**Problem:**
From the entries below, extract every line that includes the word "your".

(Records for the exercise begins)

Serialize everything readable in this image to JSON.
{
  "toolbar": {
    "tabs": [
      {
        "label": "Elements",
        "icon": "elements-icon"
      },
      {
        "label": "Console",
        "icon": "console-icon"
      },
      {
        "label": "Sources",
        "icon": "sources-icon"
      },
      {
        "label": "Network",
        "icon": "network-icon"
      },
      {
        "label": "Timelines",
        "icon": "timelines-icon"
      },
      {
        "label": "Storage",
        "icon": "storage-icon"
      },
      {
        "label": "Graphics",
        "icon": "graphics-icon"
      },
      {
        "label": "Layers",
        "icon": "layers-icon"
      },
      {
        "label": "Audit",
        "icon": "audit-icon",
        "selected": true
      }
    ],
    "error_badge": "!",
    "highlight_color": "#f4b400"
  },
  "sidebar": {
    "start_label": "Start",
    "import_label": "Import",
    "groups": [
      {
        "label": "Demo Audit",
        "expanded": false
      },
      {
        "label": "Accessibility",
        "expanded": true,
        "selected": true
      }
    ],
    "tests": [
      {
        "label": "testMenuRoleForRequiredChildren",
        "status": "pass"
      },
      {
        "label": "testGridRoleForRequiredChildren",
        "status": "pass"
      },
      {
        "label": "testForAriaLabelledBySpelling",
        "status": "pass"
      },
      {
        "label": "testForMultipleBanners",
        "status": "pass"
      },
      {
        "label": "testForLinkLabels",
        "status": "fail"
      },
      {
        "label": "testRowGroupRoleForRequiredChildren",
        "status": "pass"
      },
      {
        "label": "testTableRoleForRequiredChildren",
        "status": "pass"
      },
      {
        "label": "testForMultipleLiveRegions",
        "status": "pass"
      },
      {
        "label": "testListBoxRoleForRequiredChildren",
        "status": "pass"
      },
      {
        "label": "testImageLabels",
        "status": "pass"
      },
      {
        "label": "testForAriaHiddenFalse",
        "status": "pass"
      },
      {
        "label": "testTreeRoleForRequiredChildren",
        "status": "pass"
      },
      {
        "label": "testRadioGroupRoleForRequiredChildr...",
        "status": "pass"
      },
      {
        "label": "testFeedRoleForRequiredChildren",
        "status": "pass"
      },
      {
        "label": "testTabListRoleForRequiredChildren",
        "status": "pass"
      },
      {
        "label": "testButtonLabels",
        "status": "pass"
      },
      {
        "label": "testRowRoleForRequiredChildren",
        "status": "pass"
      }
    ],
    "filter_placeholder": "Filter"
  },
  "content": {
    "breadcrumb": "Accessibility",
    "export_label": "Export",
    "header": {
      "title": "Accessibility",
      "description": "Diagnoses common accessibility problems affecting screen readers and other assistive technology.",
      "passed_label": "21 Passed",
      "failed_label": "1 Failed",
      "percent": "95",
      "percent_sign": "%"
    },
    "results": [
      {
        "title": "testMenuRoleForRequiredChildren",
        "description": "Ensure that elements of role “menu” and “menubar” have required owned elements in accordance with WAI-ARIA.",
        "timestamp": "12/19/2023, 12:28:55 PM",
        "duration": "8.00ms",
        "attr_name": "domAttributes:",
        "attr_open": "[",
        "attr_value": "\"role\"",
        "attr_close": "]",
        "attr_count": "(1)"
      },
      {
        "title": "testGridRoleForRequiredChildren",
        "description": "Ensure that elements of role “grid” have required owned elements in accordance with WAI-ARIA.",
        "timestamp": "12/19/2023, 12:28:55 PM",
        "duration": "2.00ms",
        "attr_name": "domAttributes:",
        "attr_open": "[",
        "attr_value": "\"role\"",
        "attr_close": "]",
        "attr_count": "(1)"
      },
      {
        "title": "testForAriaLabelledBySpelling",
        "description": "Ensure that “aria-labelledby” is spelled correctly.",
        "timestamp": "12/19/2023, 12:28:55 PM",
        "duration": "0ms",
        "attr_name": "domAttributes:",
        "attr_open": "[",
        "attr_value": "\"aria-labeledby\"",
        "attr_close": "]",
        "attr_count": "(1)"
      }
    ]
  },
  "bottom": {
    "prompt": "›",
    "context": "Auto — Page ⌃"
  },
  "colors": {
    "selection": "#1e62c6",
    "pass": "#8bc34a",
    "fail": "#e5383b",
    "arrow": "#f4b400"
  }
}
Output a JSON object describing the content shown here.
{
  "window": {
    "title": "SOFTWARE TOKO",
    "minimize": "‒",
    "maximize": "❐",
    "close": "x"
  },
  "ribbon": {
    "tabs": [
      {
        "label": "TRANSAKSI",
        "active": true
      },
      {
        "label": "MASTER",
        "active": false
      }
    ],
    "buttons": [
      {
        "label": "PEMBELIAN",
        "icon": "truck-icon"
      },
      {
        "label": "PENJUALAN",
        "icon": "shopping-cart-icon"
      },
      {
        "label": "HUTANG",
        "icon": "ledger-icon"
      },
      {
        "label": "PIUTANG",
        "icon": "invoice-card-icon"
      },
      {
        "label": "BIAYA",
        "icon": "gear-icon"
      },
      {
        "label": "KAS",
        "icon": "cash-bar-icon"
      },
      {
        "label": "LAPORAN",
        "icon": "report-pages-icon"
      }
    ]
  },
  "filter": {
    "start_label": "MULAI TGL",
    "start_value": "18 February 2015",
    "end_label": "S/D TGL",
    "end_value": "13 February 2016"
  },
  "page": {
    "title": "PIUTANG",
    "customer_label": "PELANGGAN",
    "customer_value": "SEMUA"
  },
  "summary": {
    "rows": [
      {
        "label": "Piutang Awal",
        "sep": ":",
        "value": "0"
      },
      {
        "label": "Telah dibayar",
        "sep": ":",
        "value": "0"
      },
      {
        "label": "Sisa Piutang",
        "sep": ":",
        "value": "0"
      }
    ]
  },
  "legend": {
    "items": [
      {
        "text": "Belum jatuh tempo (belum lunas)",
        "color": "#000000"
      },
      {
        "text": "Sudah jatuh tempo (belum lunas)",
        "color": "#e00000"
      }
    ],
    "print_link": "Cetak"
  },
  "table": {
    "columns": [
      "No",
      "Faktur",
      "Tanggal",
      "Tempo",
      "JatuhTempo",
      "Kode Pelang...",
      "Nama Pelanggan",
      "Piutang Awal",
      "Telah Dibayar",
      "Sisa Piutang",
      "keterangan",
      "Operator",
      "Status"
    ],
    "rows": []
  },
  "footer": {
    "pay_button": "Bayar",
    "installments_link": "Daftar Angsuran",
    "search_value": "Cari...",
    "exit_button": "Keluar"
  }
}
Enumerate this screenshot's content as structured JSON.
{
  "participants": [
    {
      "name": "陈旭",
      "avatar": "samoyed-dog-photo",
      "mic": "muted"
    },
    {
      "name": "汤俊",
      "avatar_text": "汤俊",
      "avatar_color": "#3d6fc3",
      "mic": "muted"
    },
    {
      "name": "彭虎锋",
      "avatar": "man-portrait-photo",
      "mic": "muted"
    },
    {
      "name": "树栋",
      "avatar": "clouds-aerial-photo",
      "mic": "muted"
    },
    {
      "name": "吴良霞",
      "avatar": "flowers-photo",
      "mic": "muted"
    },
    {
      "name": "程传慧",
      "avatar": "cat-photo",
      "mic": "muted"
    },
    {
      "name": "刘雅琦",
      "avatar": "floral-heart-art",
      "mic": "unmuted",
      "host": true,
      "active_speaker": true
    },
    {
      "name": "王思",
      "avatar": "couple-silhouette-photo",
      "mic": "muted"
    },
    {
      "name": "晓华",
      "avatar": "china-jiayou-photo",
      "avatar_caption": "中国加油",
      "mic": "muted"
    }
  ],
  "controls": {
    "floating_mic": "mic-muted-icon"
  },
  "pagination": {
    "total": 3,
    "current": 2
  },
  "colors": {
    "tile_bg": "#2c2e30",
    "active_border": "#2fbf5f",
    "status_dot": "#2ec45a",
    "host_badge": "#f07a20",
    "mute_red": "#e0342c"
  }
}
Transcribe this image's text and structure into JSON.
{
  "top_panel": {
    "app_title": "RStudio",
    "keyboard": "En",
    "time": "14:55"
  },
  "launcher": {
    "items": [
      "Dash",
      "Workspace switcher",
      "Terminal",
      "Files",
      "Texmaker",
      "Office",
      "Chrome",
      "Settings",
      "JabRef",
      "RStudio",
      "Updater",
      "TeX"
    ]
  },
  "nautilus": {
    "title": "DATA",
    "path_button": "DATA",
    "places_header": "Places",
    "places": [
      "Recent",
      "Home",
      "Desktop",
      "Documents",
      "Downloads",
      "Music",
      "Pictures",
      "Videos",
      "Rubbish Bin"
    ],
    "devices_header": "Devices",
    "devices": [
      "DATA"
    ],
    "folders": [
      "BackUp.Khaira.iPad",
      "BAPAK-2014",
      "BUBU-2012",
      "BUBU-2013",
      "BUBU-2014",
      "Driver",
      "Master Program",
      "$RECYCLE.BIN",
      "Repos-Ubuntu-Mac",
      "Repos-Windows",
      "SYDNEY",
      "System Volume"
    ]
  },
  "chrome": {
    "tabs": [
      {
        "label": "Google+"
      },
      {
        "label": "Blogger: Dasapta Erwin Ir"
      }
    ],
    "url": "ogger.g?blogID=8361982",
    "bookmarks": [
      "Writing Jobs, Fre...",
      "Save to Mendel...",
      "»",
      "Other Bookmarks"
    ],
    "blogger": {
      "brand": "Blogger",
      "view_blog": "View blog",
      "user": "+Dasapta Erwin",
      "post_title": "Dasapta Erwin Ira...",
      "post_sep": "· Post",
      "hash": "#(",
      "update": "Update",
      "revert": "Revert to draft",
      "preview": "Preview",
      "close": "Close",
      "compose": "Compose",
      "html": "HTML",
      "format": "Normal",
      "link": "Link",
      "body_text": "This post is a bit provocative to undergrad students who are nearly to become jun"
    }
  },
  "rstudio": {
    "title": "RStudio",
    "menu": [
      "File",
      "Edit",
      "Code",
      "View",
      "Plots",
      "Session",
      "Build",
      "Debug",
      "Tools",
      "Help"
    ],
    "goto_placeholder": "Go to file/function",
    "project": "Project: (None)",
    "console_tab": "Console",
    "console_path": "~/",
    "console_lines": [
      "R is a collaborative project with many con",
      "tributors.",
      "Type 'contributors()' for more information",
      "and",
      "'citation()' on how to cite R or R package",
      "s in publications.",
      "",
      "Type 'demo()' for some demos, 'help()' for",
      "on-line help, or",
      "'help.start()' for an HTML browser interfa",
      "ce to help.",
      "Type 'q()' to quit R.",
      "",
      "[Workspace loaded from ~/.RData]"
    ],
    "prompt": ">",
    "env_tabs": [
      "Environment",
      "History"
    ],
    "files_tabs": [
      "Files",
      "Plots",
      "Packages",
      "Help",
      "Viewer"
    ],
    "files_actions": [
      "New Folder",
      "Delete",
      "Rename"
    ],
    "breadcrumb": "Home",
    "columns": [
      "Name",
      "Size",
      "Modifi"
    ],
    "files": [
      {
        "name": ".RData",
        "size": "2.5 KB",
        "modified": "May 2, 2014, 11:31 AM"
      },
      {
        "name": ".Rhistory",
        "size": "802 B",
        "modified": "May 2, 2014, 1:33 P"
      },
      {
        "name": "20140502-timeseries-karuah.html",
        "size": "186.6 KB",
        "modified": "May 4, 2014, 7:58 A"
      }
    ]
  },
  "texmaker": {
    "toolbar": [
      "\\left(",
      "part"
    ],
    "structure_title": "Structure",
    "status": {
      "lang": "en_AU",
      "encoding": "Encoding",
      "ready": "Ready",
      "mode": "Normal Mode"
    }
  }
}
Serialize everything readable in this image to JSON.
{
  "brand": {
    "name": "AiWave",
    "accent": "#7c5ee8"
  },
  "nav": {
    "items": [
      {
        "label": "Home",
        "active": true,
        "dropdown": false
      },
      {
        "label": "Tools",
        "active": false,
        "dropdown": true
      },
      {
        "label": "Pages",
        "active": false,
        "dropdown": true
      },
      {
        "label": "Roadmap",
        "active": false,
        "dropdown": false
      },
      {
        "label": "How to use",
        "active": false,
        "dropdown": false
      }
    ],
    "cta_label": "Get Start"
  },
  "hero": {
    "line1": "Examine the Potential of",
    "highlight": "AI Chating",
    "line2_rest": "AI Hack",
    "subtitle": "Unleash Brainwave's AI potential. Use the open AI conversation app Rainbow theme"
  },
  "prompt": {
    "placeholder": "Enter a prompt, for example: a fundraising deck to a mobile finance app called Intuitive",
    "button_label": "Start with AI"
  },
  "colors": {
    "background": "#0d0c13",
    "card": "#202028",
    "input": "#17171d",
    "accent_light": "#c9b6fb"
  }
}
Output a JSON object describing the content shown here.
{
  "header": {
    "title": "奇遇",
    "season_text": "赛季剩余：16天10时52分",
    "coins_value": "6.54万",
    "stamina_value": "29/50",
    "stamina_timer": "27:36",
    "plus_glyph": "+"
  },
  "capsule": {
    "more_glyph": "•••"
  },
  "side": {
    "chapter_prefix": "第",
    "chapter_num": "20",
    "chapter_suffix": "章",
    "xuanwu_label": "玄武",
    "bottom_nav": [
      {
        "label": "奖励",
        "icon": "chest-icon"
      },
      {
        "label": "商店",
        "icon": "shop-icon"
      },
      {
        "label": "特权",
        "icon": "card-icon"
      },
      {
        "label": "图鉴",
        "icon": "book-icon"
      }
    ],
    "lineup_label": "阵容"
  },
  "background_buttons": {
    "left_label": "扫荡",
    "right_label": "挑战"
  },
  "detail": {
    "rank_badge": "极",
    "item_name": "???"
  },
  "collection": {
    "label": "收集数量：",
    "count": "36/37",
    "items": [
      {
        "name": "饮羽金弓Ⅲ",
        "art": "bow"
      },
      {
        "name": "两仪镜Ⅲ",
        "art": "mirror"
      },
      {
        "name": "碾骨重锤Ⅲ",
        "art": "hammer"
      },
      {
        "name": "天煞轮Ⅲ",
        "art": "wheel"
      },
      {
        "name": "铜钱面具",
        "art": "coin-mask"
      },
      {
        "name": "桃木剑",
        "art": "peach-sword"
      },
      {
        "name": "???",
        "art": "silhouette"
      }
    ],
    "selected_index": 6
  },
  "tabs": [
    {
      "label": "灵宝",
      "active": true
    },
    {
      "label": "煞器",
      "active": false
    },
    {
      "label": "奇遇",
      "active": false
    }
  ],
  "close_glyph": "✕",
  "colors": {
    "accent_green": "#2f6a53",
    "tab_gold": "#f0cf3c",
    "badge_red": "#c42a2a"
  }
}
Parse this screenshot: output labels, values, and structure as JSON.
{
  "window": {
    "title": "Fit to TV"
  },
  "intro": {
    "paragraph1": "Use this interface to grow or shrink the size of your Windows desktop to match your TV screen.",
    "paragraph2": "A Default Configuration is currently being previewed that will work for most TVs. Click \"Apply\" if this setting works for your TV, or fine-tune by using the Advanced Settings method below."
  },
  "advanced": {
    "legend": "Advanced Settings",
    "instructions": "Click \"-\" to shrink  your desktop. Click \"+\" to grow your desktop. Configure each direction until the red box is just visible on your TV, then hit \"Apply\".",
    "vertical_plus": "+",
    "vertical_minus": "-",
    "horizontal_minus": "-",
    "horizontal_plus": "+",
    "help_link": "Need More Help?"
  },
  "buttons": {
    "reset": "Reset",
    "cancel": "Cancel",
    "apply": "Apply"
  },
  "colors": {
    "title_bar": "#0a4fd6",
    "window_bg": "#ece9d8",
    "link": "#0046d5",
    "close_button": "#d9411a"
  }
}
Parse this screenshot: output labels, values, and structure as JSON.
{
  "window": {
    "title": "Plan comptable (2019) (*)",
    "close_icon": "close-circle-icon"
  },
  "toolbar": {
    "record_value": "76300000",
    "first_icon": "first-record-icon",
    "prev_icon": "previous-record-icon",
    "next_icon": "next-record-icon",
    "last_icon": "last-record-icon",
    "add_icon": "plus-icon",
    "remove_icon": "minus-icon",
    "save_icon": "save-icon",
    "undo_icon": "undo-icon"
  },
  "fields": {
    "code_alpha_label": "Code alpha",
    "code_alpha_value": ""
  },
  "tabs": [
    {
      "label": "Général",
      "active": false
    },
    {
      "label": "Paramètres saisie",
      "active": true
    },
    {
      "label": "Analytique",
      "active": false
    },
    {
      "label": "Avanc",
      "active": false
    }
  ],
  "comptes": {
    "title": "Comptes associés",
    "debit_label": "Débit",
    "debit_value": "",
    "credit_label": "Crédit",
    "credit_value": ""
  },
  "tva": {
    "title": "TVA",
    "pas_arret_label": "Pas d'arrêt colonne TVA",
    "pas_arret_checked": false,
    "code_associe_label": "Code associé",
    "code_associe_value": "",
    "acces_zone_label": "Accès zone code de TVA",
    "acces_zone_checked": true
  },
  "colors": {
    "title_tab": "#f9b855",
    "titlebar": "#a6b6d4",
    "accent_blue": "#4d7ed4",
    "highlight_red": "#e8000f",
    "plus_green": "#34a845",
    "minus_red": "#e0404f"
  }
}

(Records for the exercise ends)

**Solution to this problem:**
    "paragraph1": "Use this interface to grow or shrink the size of your Windows desktop to match your TV screen.",
    "paragraph2": "A Default Configuration is currently being previewed that will work for most TVs. Click \"Apply\" if this setting works for your TV, or fine-tune by using the Advanced Settings method below."
    "instructions": "Click \"-\" to shrink  your desktop. Click \"+\" to grow your desktop. Configure each direction until the red box is just visible on your TV, then hit \"Apply\".",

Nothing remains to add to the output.